What to Look for in a Sportsbook


A sportsbook is a gambling establishment that accepts bets on a variety of sports events. Many states have legalized sportsbooks and people can place bets online or at a physical location. There are a few things to consider before choosing a sportsbook. The best ones offer competitive odds and a variety of betting options. They also provide customer service that can help bettors make decisions. The vig, or the house edge, is the amount of money the sportsbook collects on all winning bets.

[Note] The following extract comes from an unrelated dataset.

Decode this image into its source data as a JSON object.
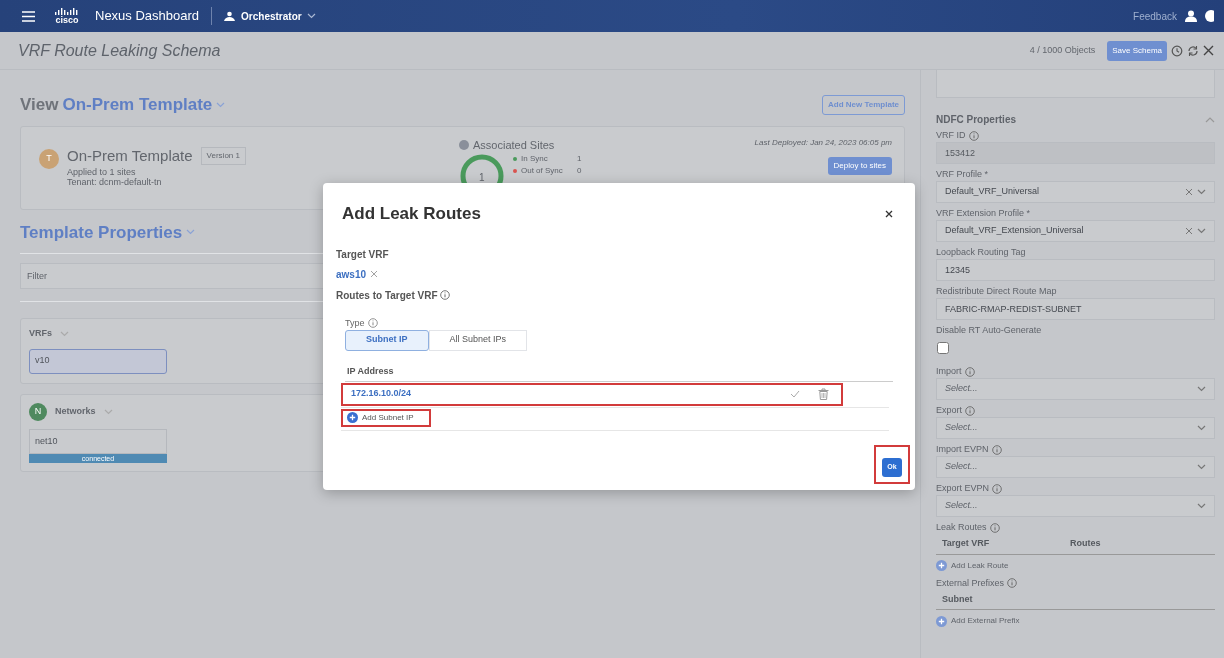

The vig is not the only way sportsbooks make money, but it is one of the most important factors to consider when placing a bet. Some sportsbooks may charge a higher vig than others, but it is always best to shop around before making a bet. The differences in vig can add up over time, especially when you’re placing bets on multiple teams. The best sportsbooks are those that have a reasonable vig and a solid reputation in the industry.

Sportsbooks can set their own odds for a particular event, and this gives them the ability to attract action on both sides of an event. They strive to price each bet so that it reflects the true expected probability of the event occurring. This helps them balance bettors and make a profit in the long run.

While betting volume varies throughout the year, some events create peaks of activity for sportsbooks. For example, baseball and basketball season are very popular times for sportsbooks to receive bets. In addition, major sporting events such as boxing can generate a lot of activity in the short term.

The sportsbook industry is a competitive environment with new concepts and technologies opening up all the time. It is essential to understand how these changes will affect the overall success of a sportsbook. To be a successful sportsbook owner, it is essential to offer the highest level of customer service and have a thorough understanding of the business side of the operation.

In-game wagering: A feature offered by some sportsbooks that allows bettors to place a bet in real time as the game is happening. Some sportsbooks allow a bettor to purchase half of a point on a team, which will cause the odds to be adjusted. This is called a “buying point.”

Layoffs: A bet placed by one book with another to reduce that sportsbook’s liability. This is done to protect the sportsbook from large bets that may lose.

Line shopping: Finding the best odds for a given bet on a given team or player. This can be done by visiting several sportsbooks and looking at their odds for a specific event. This can save bettors a lot of money in the long run.

In the world of sports writing, it is important to transport your reader to the venue and into the action. This can be achieved in many different ways, but the most effective is to use visuals and descriptive language to create a sense of place. Most readers have dreamed of gripping the bat at home plate or toeing the serve line at the US Open, and a good writer will give them that feeling in their head as they read your article.